_REQUIRED WORK_. Give the number of lines in the material below that include "length", and write nothing else.

_DATA PROVIDED_.

□ □ □ □ □

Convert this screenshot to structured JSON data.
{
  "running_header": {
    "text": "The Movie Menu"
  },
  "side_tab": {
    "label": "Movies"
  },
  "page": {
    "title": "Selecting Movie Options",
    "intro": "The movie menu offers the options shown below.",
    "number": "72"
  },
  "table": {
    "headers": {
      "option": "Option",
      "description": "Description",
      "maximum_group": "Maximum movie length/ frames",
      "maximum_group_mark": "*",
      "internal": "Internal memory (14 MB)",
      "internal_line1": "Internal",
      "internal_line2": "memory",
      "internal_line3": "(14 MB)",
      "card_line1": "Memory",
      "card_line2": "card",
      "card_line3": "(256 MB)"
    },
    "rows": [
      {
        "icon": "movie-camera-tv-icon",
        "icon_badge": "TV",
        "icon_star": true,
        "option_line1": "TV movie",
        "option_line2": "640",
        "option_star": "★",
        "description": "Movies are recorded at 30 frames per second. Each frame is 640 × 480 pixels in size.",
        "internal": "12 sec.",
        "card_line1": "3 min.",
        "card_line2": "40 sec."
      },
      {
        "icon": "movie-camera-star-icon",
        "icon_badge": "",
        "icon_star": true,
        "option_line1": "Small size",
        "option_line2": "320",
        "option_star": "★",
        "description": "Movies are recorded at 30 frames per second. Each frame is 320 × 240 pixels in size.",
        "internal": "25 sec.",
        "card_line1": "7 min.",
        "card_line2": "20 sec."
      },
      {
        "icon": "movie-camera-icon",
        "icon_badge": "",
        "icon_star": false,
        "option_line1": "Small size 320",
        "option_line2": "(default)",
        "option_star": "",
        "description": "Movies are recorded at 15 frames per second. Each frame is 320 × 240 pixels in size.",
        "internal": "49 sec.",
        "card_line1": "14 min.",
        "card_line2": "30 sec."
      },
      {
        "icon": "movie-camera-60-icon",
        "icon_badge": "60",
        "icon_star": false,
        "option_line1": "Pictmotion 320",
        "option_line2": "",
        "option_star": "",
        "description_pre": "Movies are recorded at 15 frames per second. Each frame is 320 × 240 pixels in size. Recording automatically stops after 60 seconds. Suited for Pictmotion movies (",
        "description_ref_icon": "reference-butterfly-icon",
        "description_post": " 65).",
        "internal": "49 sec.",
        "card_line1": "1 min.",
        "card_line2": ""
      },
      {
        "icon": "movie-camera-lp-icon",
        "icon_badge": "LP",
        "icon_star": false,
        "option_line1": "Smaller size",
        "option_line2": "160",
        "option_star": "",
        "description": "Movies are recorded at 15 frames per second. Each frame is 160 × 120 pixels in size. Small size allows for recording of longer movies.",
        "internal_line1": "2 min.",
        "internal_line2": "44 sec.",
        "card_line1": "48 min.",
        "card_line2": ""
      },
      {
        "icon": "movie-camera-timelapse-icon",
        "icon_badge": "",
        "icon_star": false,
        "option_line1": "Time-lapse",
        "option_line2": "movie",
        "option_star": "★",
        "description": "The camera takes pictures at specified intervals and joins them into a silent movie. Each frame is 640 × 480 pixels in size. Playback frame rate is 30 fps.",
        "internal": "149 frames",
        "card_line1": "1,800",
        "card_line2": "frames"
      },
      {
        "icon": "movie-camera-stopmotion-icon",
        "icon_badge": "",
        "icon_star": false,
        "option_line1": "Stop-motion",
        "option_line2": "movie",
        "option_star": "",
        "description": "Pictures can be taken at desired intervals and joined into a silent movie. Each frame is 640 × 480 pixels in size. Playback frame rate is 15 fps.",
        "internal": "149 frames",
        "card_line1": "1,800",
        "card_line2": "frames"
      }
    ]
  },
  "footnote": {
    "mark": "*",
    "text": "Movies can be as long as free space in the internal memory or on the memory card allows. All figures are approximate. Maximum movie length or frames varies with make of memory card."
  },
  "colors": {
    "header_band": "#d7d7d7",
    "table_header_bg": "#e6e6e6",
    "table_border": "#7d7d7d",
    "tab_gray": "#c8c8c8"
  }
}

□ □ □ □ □

_EXPECTED OUTPUT_. 2